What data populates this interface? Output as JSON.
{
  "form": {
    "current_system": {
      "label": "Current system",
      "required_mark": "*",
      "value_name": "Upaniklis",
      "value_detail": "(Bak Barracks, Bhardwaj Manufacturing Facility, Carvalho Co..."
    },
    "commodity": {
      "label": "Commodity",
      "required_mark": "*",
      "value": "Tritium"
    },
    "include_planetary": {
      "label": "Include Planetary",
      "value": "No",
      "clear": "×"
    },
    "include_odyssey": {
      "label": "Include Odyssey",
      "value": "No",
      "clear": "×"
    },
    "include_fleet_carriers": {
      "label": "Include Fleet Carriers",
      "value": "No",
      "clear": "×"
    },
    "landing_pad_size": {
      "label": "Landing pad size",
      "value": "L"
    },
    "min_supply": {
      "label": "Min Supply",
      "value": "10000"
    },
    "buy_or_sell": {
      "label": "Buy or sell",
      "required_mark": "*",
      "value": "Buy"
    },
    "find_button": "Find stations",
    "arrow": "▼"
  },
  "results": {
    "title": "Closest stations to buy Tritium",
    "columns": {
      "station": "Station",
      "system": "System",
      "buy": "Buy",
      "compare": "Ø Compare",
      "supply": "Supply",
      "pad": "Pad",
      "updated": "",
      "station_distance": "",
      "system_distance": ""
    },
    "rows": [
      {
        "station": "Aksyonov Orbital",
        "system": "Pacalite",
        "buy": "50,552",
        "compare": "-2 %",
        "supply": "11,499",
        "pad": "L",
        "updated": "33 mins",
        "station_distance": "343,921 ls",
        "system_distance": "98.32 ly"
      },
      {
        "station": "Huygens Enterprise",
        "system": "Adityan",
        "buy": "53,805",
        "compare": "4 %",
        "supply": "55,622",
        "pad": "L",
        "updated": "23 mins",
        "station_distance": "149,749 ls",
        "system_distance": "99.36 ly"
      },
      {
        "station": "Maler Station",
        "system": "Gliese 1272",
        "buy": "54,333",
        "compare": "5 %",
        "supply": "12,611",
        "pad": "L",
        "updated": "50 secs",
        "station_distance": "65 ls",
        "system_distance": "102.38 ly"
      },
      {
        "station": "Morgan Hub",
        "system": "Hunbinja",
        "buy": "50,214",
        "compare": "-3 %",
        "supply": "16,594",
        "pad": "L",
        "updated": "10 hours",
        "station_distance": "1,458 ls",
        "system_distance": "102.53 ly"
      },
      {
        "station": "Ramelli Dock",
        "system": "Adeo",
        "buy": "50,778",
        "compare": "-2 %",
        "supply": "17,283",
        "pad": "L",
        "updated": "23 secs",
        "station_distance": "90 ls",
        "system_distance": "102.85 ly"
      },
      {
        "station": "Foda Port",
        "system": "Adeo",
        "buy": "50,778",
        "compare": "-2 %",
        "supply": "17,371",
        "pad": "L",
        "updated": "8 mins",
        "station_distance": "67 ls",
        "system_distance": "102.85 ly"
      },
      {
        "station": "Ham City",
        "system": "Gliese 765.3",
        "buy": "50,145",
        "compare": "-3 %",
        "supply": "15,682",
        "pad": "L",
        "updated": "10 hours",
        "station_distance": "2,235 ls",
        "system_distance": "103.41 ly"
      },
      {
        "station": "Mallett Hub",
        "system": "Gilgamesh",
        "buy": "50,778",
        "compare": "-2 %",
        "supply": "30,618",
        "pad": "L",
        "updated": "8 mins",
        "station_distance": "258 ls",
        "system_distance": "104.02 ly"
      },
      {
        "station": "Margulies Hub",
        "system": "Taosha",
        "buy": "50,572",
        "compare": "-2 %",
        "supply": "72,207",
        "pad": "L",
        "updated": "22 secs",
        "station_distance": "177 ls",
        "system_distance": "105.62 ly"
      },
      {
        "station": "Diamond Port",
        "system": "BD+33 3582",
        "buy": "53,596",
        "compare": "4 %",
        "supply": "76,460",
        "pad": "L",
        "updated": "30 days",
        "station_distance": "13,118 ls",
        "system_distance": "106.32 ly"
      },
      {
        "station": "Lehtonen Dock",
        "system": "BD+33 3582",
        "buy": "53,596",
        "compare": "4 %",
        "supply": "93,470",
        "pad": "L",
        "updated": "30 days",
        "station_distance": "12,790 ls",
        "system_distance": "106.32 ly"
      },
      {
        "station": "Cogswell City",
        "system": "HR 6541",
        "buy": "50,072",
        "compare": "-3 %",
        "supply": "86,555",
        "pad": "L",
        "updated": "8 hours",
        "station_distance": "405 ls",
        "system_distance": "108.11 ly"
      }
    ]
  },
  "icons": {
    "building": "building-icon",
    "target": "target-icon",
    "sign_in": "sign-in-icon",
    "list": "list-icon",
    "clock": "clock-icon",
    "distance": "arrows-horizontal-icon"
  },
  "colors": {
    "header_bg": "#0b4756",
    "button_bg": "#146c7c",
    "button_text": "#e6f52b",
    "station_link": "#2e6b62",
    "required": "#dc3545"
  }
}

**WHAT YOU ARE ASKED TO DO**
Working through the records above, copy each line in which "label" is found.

**ANSWER TO THE PROBLEM**
      "label": "Current system",
      "label": "Commodity",
      "label": "Include Planetary",
      "label": "Include Odyssey",
      "label": "Include Fleet Carriers",
      "label": "Landing pad size",
      "label": "Min Supply",
      "label": "Buy or sell",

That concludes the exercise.